You come around the back of the mountain and meet back up to the road to retrace for a few miles until breaking off for the final stretch. I thought it was going to be pretty neutral and I was wrong there is a very big hill instore for you after crossing the sandy arroyos, it was not fun. I hit my wall at about mile twenty and was not feeling the joy, ha-ha. While I was contemplating how to quite with honor I just kept hiking until I was at mile twenty-two. One of the nice things is the race is well supported with eleven water stations with oranges and bananas and Gatorade. My hydration plan was one cup water and on cup Gatorade at every stop plus a full canteen refill to have between water points that were like every two miles. The extra canteen was really worth it and I stayed hydrated the whole time.
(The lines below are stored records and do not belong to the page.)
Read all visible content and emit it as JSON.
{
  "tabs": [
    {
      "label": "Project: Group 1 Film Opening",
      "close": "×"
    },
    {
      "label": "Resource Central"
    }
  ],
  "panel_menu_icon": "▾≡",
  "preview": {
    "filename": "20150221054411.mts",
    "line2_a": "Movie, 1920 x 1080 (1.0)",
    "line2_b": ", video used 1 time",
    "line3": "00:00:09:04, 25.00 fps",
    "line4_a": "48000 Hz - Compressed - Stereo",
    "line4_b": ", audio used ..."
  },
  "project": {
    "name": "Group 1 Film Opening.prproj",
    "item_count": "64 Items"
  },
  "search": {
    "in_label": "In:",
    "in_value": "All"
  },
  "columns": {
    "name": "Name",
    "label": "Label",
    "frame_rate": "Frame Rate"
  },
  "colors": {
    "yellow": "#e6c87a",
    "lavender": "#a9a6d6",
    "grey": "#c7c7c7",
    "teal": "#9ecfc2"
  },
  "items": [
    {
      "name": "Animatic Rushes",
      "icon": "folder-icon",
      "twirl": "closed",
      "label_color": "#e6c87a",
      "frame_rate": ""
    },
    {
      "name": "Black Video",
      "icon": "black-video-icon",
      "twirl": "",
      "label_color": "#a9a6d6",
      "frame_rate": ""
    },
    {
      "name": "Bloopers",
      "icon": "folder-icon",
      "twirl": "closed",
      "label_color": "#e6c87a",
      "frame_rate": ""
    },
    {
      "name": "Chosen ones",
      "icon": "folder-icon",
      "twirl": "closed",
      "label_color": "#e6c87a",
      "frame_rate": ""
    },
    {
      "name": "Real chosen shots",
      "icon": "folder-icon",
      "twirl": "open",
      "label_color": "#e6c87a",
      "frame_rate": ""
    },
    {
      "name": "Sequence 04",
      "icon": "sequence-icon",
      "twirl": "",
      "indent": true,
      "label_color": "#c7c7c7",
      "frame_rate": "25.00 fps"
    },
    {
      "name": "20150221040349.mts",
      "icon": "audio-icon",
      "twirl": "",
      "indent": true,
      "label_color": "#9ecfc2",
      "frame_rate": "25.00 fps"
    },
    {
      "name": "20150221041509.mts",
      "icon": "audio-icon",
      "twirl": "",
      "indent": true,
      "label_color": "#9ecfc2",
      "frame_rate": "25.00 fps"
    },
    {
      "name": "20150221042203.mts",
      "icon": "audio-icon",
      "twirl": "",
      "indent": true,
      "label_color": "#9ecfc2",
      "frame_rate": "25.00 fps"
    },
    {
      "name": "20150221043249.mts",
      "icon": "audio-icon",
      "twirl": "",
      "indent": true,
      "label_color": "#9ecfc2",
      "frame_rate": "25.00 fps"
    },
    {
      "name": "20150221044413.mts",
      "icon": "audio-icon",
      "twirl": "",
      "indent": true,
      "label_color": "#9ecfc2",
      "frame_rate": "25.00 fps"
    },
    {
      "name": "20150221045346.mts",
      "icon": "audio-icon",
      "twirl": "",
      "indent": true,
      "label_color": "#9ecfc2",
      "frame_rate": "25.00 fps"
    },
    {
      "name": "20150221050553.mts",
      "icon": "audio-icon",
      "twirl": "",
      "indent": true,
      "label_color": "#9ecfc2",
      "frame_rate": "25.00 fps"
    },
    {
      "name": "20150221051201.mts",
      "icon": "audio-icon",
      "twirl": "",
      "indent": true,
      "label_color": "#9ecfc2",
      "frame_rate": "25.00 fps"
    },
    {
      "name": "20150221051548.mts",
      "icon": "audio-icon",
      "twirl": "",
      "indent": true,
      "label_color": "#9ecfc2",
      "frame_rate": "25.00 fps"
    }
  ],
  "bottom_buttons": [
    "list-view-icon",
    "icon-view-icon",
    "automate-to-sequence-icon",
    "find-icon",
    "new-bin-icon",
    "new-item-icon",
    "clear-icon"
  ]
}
The aid stations where awesome with medical support and plenty of space to rest and change your socks. If you have ever been in the military you know that changing your socks, water and Motrin are the key elements in success.
I would say when I finally came down the second hill I was really feeling it but when it finally flattened out it was a welcome relief. It was a bit of a slog for me, but I was smelling the barn and got a second wind. My plan was to take it slow and listen to my body which worked well but on the final mile I realized I was making pretty good time still and ended up pushing it to get in under ten hours. Getting down the final stretch was a welcome relive and I felt like I sprinted across the finish line (in all actuality I seriously doubt it looked that fast ha-ha).
Taking my pack off was absolutely amazing when I went to weigh it for the final verification that also when I found out it was at forty pounds. One of the really cool things about the race was the option to use nonperishable food for the weight so we were able to drop it off at a table for the local food banks. I came across after five pm and the awards ceremony was at three, so it was a lot of people relaxing after the race with food and a well-deserved beer.
The Bataan Memorial Death March lives up to it’s saying of being “more than a marathon”. I really enjoyed this opportunity and can’t wait to do it again. If you ever get a chance to do it, I highly suggest it!